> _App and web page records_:
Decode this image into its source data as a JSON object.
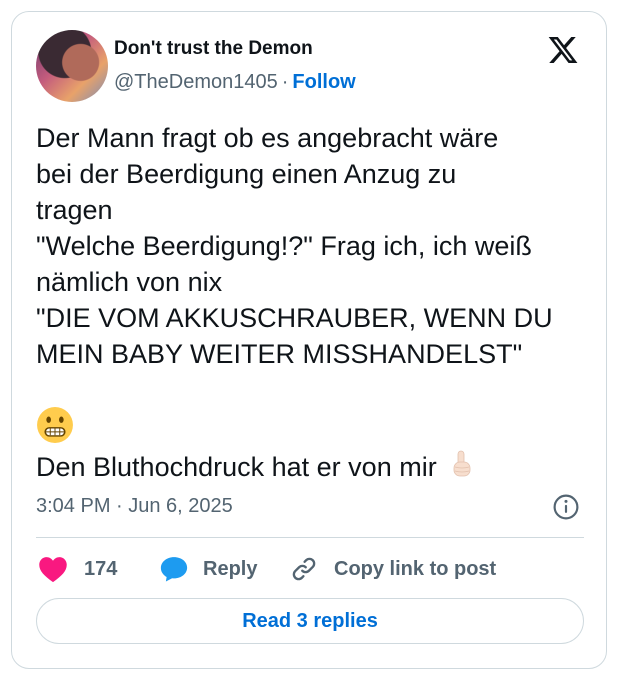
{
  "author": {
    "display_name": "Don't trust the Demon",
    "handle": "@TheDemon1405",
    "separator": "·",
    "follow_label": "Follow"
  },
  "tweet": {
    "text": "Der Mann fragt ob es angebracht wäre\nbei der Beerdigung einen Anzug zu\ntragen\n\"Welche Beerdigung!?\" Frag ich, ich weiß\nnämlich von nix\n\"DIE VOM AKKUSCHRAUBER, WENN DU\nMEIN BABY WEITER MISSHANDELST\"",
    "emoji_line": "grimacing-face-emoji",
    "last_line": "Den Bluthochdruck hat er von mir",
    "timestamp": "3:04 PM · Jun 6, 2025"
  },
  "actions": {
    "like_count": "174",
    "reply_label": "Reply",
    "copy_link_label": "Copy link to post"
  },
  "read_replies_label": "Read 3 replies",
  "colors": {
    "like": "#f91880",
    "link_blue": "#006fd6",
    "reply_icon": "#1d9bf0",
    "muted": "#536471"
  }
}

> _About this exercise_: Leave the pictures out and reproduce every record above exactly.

> _Task answer_:
Decode this image into its source data as a JSON object.
{
  "author": {
    "display_name": "Don't trust the Demon",
    "handle": "@TheDemon1405",
    "separator": "·",
    "follow_label": "Follow"
  },
  "tweet": {
    "text": "Der Mann fragt ob es angebracht wäre\nbei der Beerdigung einen Anzug zu\ntragen\n\"Welche Beerdigung!?\" Frag ich, ich weiß\nnämlich von nix\n\"DIE VOM AKKUSCHRAUBER, WENN DU\nMEIN BABY WEITER MISSHANDELST\"",
    "emoji_line": "grimacing-face-emoji",
    "last_line": "Den Bluthochdruck hat er von mir",
    "timestamp": "3:04 PM · Jun 6, 2025"
  },
  "actions": {
    "like_count": "174",
    "reply_label": "Reply",
    "copy_link_label": "Copy link to post"
  },
  "read_replies_label": "Read 3 replies",
  "colors": {
    "like": "#f91880",
    "link_blue": "#006fd6",
    "reply_icon": "#1d9bf0",
    "muted": "#536471"
  }
}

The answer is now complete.